AAOS Board approves treatment criteria for carpal tunnel syndrome and knee osteoarthritis
The American Academy of Orthopaedic Surgeons Board of Directors has approved new Appropriate Use Criteria (AUC) for the management of carpal tunnel syndrome and the surgical management of osteoarthritis of the knee.

Related Wind Tunnel Reading:

Low-Speed Wind Tunnel Testing
by Jewel B. Barlow (Author), William H. Rae (Author), Alan Pope (Author)

Transonic Wind Tunnel Testing (Dover Books on Engineering)
by Bernhard H. Goethert (Author)

When Neil Armstrong Built a Wind Tunnel (Leaders Doing Headstands)
by Mark Weakland (Author), Luciano Lozano (Illustrator)

Low Speed Wind Tunnel Testing
by Alan Pope (Author), John Joseph Harper (Author)

Wind Tunnels: Models, Aerodynamics and Applications
by Russell Mikel (Editor)

Wind Tunnel Testing of High-Rise Buildings (CTBUH Technical Guides)
by Peter Irwin (Author), Roy Denoon (Author), David Scott (Author)

Aerodynamic Analysis of the McLaren F1 Road Car using Wind Tunnel testing.

Wind Tunnel Testing for Buildings and Other Structures (Asce Standard)
by American Society of Civil Engineers (Author)

Wind-tunnel testing
by Alan Pope (Author)

Recommended Practice: Wind Tunnel Testing; Practitioners Volume
by AIAA (Author)

Best Science Podcasts 2018

We have hand picked the best science podcasts for 2018. Sit back and enjoy new science podcasts updated daily from your favorite science news services and scientists.
Now Playing: TED Radio Hour

Circular
We're told if the economy is growing, and if we keep producing, that's a good thing. But at what cost? This hour, TED speakers explore circular systems that regenerate and re-use what we already have. Guests include economist Kate Raworth, environmental activist Tristram Stuart, landscape architect Kate Orff, entrepreneur David Katz, and graphic designer Jessi Arrington.
Now Playing: Science for the People
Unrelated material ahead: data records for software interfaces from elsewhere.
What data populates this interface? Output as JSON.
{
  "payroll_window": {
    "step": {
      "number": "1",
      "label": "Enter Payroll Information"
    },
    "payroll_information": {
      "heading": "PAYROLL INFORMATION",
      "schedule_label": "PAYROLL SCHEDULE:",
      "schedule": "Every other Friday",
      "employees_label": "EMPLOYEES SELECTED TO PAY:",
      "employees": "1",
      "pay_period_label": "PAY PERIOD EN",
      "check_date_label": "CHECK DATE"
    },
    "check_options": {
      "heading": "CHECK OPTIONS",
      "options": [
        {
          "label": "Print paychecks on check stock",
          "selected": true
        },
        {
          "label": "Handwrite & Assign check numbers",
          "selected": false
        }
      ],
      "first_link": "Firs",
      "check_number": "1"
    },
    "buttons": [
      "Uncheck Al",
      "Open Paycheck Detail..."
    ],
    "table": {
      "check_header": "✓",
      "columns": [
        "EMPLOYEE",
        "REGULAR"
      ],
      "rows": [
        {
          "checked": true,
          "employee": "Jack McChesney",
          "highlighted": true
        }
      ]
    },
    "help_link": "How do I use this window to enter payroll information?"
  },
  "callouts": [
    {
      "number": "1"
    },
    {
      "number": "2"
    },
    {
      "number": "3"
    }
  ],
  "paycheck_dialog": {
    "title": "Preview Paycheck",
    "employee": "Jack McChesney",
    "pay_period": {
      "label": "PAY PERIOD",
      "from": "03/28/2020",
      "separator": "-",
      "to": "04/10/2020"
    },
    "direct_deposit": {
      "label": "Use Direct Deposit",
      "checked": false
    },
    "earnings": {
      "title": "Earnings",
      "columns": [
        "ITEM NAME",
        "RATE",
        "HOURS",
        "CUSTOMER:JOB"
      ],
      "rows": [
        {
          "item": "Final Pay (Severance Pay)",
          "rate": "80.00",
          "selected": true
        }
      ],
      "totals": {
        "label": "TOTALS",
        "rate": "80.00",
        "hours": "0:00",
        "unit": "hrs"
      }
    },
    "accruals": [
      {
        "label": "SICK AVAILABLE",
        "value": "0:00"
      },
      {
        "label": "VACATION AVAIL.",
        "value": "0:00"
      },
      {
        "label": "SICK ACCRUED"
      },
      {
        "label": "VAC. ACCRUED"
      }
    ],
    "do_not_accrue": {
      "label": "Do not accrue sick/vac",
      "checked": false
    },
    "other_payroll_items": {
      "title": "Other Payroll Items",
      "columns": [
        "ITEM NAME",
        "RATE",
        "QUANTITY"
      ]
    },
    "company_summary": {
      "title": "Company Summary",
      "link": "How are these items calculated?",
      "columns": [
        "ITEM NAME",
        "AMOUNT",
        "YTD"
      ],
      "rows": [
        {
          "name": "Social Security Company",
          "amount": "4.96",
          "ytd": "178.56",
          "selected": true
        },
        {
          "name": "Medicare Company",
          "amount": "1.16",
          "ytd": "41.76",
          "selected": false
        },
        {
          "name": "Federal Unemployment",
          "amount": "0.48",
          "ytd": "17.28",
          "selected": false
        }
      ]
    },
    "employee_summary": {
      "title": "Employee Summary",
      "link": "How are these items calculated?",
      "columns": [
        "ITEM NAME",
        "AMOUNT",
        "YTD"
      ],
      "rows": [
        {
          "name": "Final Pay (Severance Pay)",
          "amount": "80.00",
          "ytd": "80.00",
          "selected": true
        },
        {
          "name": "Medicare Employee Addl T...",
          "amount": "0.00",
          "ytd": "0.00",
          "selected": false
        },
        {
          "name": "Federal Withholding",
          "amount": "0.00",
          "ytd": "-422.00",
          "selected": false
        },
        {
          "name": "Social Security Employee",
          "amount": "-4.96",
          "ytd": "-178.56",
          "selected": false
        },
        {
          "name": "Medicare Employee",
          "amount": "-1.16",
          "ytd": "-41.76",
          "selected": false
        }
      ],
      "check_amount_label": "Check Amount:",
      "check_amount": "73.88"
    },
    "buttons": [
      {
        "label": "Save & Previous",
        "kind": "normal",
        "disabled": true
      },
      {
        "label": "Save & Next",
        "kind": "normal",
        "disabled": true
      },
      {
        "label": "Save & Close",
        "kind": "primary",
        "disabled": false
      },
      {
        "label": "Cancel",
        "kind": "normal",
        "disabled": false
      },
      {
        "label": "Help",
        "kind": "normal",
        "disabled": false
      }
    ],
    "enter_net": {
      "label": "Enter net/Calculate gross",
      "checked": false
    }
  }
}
#504 The Art of Logic
How can mathematics help us have better arguments? This week we spend the hour with "The Art of Logic in an Illogical World" author, mathematician Eugenia Cheng, as she makes her case that the logic of mathematics can combine with emotional resonance to allow us to have better debates and arguments. Along the way we learn a lot about rigorous logic using arguments you're probably having every day, while also learning a lot about our own underlying beliefs and assumptions.